The British newspaper The Independent said that since the announcement of Qatar's hosting of the 2022 FIFA World Cup, its name has become linked to issues of mistreatment of migrant workers working in preparation for this hosting.
Under the title "What about us.. Qataris demand their rights before the World Cup", the newspaper said that migrant workers have dominated the human rights discourse in Qatar, but frustrated and disaffected citizens are calling for their issues to be highlighted and highlighted after Qatar's human rights record tarnished its reputation in the world and became its name. linked to violations of the rights of migrant workers.
The newspaper indicated that the workers are paid poorly or do not receive salaries at all and are without will and unable to change their jobs or leave the country whenever they want, as their identity papers and passports are confiscated illegally by their bosses and forced to work for long hours in unbearable heat. They live in dwellings where the necessities of human life are not available.
The newspaper highlighted violations of women's rights and the lack of freedom of expression in Qatar, which have previously been addressed by international human rights groups, including Amnesty International and Human Rights Watch.
One of the "disgruntled" citizens, according to the newspaper's expression, said that reforms and the achievement of the many popular demands will not be achieved without a fight because the Qataris are cowards and remain silent.
The newspaper concluded, quoting a citizen named Ahmed as saying, "Hosting the World Cup is like sprinkling salt on a wound. Many people here despise the ruling family."

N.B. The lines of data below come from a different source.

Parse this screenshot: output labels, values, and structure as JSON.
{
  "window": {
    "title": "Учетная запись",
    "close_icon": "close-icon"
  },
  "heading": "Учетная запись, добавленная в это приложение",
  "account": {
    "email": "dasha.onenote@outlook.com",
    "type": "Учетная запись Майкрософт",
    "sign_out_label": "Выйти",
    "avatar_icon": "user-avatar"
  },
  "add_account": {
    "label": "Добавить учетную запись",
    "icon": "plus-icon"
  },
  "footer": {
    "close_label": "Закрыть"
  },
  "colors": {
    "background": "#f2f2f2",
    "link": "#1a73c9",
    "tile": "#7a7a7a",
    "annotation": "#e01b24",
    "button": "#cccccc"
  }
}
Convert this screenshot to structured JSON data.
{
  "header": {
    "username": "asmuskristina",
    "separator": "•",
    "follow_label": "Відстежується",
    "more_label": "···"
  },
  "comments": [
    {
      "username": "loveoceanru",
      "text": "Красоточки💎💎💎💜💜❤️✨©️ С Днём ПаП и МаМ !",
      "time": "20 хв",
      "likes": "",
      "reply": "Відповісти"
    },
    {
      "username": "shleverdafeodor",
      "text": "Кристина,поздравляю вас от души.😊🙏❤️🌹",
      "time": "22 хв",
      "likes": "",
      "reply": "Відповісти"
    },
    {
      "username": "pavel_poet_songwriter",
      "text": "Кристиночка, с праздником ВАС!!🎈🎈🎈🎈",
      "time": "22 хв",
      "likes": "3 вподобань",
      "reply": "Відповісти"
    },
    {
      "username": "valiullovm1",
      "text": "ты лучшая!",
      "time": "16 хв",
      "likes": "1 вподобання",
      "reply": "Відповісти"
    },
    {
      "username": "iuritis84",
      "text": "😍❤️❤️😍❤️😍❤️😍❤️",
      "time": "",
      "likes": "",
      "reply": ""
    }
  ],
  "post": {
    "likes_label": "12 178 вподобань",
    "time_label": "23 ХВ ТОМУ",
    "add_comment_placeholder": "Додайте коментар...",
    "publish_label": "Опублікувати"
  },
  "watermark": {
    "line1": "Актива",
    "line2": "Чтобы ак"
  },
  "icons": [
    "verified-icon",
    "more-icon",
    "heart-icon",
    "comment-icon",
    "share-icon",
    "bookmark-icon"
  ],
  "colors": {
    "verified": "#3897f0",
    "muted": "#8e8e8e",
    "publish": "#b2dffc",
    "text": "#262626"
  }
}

A report issued last month by Amnesty International warned that foreign workers in Qatar continue to be exploited on a large scale, with just over a year to go until the next World Cup, and accused Qatar of failing to deliver on its promises to improve human rights. Laborers.